What is being asked: Scan the records below and report how many lines contain the word "JSON", giving the number by itself.

Task input Start Marker

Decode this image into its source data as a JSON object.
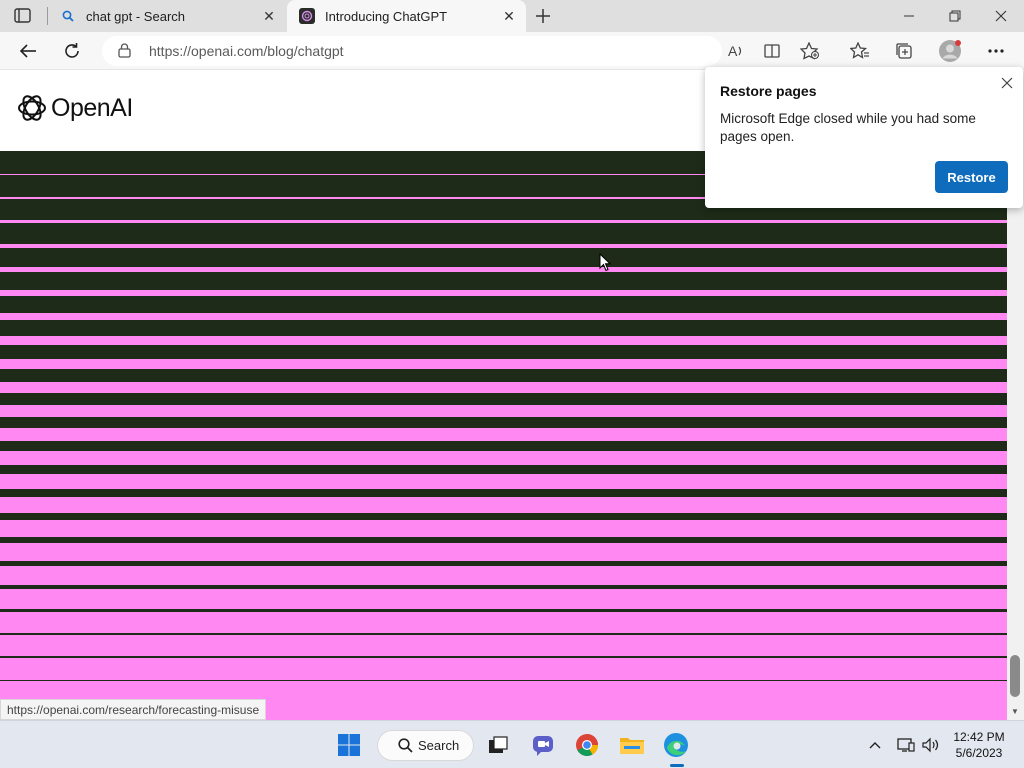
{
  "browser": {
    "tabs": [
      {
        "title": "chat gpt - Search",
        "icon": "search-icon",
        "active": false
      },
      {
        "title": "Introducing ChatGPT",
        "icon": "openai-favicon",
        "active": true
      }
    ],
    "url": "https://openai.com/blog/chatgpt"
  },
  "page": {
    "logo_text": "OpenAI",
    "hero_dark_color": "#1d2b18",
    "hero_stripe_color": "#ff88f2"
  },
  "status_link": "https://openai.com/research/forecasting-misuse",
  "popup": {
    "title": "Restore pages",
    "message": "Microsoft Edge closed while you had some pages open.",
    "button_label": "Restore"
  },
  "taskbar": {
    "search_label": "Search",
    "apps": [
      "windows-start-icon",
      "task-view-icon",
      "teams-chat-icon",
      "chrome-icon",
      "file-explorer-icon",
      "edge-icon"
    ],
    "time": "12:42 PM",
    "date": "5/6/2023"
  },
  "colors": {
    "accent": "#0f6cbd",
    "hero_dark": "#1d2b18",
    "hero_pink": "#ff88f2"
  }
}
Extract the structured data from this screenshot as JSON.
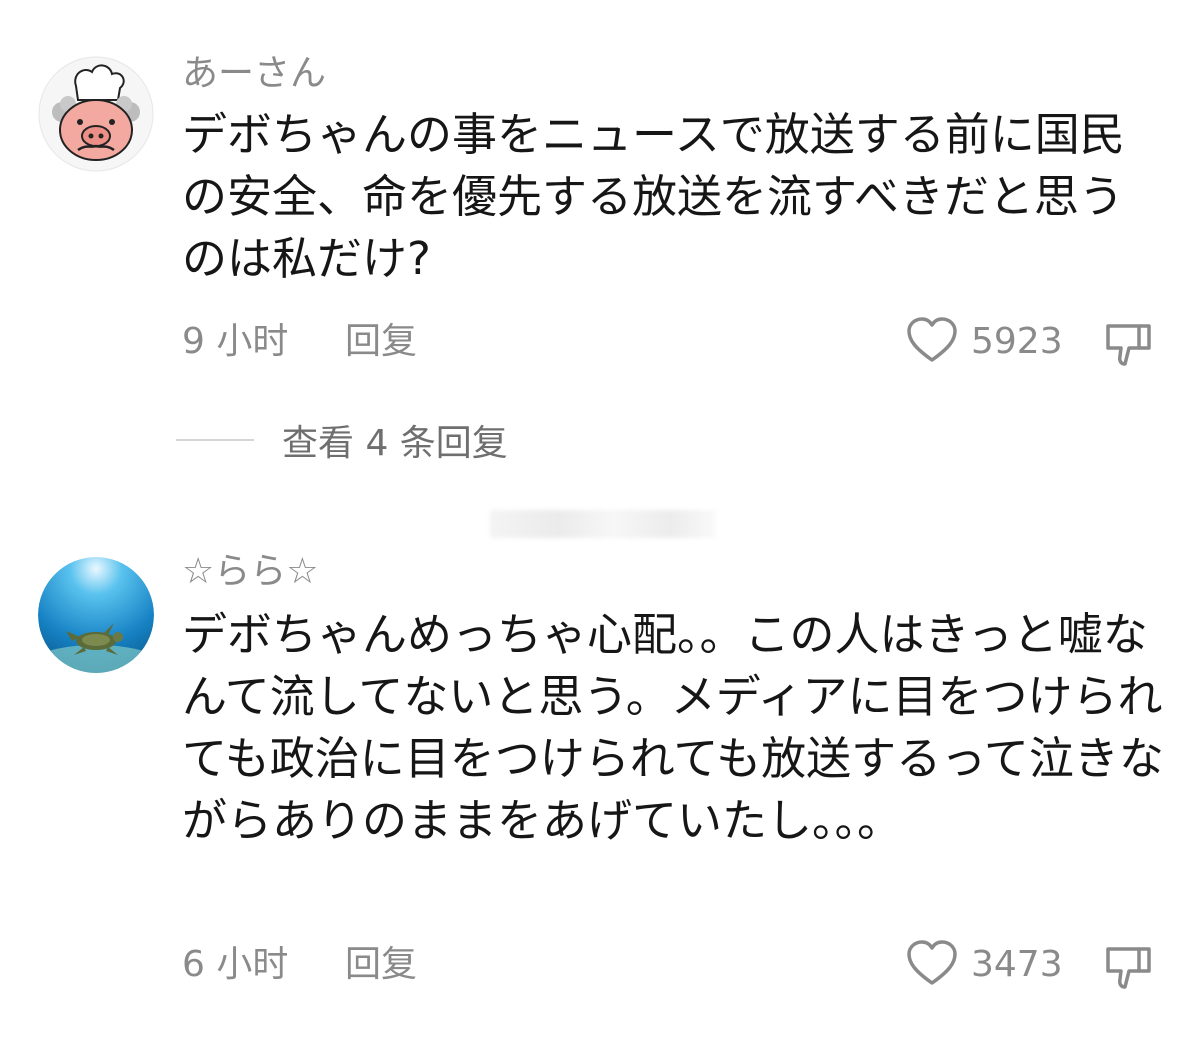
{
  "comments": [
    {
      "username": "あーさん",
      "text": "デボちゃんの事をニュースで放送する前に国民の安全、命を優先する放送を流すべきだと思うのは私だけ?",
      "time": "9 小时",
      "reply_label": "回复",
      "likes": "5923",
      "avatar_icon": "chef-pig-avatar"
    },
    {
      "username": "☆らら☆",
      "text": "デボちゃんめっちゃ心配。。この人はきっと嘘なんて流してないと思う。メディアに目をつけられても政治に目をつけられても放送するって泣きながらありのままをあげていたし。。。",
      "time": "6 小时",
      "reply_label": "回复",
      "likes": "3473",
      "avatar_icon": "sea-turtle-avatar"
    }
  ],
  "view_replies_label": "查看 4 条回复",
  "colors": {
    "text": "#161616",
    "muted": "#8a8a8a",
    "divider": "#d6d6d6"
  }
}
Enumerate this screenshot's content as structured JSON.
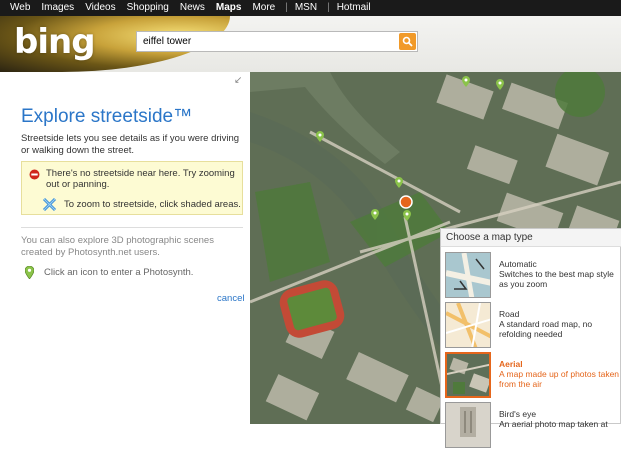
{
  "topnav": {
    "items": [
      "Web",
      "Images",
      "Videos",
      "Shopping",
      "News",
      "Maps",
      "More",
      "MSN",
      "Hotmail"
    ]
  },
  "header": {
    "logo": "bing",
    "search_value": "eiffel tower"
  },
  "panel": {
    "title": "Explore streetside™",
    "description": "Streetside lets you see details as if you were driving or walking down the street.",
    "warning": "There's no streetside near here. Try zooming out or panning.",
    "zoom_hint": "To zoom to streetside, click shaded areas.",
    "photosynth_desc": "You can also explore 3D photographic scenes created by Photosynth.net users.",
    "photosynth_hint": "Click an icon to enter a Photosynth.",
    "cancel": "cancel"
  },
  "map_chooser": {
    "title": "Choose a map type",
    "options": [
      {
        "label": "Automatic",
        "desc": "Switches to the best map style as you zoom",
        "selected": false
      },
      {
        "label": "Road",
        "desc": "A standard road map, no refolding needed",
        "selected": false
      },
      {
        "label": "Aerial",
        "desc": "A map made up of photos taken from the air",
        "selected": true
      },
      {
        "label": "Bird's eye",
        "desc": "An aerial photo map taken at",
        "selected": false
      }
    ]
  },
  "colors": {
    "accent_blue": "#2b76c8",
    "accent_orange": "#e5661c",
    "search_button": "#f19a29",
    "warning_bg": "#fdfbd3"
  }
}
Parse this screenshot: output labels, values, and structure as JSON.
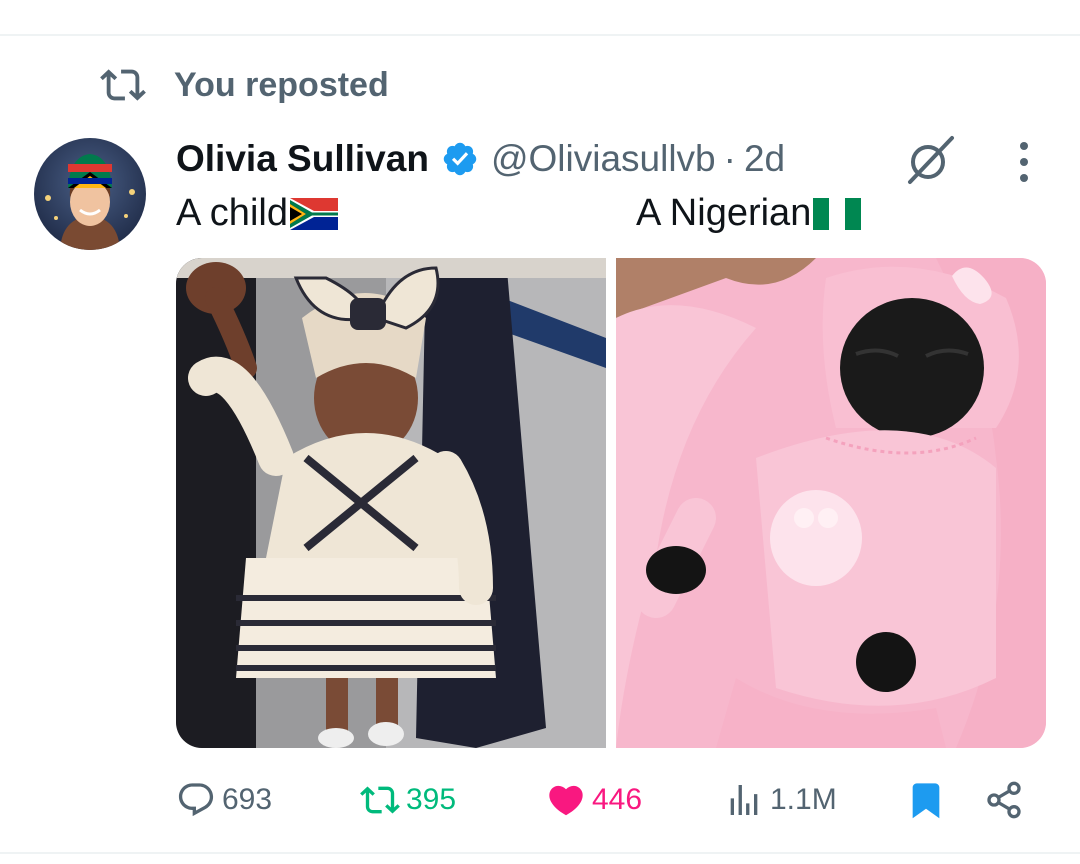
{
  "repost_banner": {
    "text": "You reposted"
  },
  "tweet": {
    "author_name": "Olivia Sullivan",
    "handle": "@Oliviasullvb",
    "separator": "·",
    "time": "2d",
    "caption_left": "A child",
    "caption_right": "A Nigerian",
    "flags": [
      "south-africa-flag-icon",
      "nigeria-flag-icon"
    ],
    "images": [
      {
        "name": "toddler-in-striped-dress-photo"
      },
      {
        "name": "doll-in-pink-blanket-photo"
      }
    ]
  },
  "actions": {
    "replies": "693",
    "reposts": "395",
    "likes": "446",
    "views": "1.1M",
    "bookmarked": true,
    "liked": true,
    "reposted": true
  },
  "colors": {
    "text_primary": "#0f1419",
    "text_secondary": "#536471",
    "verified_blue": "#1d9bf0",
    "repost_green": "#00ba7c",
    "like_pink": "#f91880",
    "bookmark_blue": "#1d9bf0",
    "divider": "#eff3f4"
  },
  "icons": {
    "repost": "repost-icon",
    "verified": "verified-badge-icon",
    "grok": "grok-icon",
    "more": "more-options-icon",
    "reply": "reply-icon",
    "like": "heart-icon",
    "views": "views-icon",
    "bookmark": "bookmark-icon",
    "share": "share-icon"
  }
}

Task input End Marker

Written answer: 4